● **PROBLEM DESCRIPTION**: Would you write out all the records again, exactly?

(Stored data)
##########

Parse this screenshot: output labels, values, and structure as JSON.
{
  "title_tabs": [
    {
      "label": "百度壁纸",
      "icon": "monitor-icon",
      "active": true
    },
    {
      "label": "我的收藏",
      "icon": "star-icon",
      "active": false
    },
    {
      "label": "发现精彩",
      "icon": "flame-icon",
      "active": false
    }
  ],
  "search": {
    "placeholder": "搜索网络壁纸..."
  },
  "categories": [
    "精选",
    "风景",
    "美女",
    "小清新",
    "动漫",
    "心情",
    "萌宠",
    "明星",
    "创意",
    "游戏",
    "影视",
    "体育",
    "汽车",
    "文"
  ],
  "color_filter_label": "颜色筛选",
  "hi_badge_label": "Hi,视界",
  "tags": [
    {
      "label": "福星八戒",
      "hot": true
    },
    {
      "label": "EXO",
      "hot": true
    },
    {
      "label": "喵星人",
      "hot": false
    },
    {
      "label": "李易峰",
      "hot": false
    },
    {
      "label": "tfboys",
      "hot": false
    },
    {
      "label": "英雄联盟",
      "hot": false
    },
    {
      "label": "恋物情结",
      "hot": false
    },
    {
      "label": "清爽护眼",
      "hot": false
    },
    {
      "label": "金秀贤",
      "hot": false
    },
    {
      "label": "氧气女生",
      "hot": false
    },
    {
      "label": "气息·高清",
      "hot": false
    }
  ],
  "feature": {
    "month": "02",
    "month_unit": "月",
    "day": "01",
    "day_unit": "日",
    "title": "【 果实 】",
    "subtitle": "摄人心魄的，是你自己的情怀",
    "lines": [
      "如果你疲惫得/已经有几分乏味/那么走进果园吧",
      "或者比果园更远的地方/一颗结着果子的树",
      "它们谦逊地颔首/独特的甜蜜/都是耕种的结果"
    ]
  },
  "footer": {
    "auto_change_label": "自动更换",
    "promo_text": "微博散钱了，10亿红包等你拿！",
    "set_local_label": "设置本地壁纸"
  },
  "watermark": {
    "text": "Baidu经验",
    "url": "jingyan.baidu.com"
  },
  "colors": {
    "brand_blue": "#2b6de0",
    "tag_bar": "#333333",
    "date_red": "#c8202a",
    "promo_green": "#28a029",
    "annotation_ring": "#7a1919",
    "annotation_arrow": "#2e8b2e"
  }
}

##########

● **RESPONSE BELOW**:
Parse this screenshot: output labels, values, and structure as JSON.
{
  "title_tabs": [
    {
      "label": "百度壁纸",
      "icon": "monitor-icon",
      "active": true
    },
    {
      "label": "我的收藏",
      "icon": "star-icon",
      "active": false
    },
    {
      "label": "发现精彩",
      "icon": "flame-icon",
      "active": false
    }
  ],
  "search": {
    "placeholder": "搜索网络壁纸..."
  },
  "categories": [
    "精选",
    "风景",
    "美女",
    "小清新",
    "动漫",
    "心情",
    "萌宠",
    "明星",
    "创意",
    "游戏",
    "影视",
    "体育",
    "汽车",
    "文"
  ],
  "color_filter_label": "颜色筛选",
  "hi_badge_label": "Hi,视界",
  "tags": [
    {
      "label": "福星八戒",
      "hot": true
    },
    {
      "label": "EXO",
      "hot": true
    },
    {
      "label": "喵星人",
      "hot": false
    },
    {
      "label": "李易峰",
      "hot": false
    },
    {
      "label": "tfboys",
      "hot": false
    },
    {
      "label": "英雄联盟",
      "hot": false
    },
    {
      "label": "恋物情结",
      "hot": false
    },
    {
      "label": "清爽护眼",
      "hot": false
    },
    {
      "label": "金秀贤",
      "hot": false
    },
    {
      "label": "氧气女生",
      "hot": false
    },
    {
      "label": "气息·高清",
      "hot": false
    }
  ],
  "feature": {
    "month": "02",
    "month_unit": "月",
    "day": "01",
    "day_unit": "日",
    "title": "【 果实 】",
    "subtitle": "摄人心魄的，是你自己的情怀",
    "lines": [
      "如果你疲惫得/已经有几分乏味/那么走进果园吧",
      "或者比果园更远的地方/一颗结着果子的树",
      "它们谦逊地颔首/独特的甜蜜/都是耕种的结果"
    ]
  },
  "footer": {
    "auto_change_label": "自动更换",
    "promo_text": "微博散钱了，10亿红包等你拿！",
    "set_local_label": "设置本地壁纸"
  },
  "watermark": {
    "text": "Baidu经验",
    "url": "jingyan.baidu.com"
  },
  "colors": {
    "brand_blue": "#2b6de0",
    "tag_bar": "#333333",
    "date_red": "#c8202a",
    "promo_green": "#28a029",
    "annotation_ring": "#7a1919",
    "annotation_arrow": "#2e8b2e"
  }
}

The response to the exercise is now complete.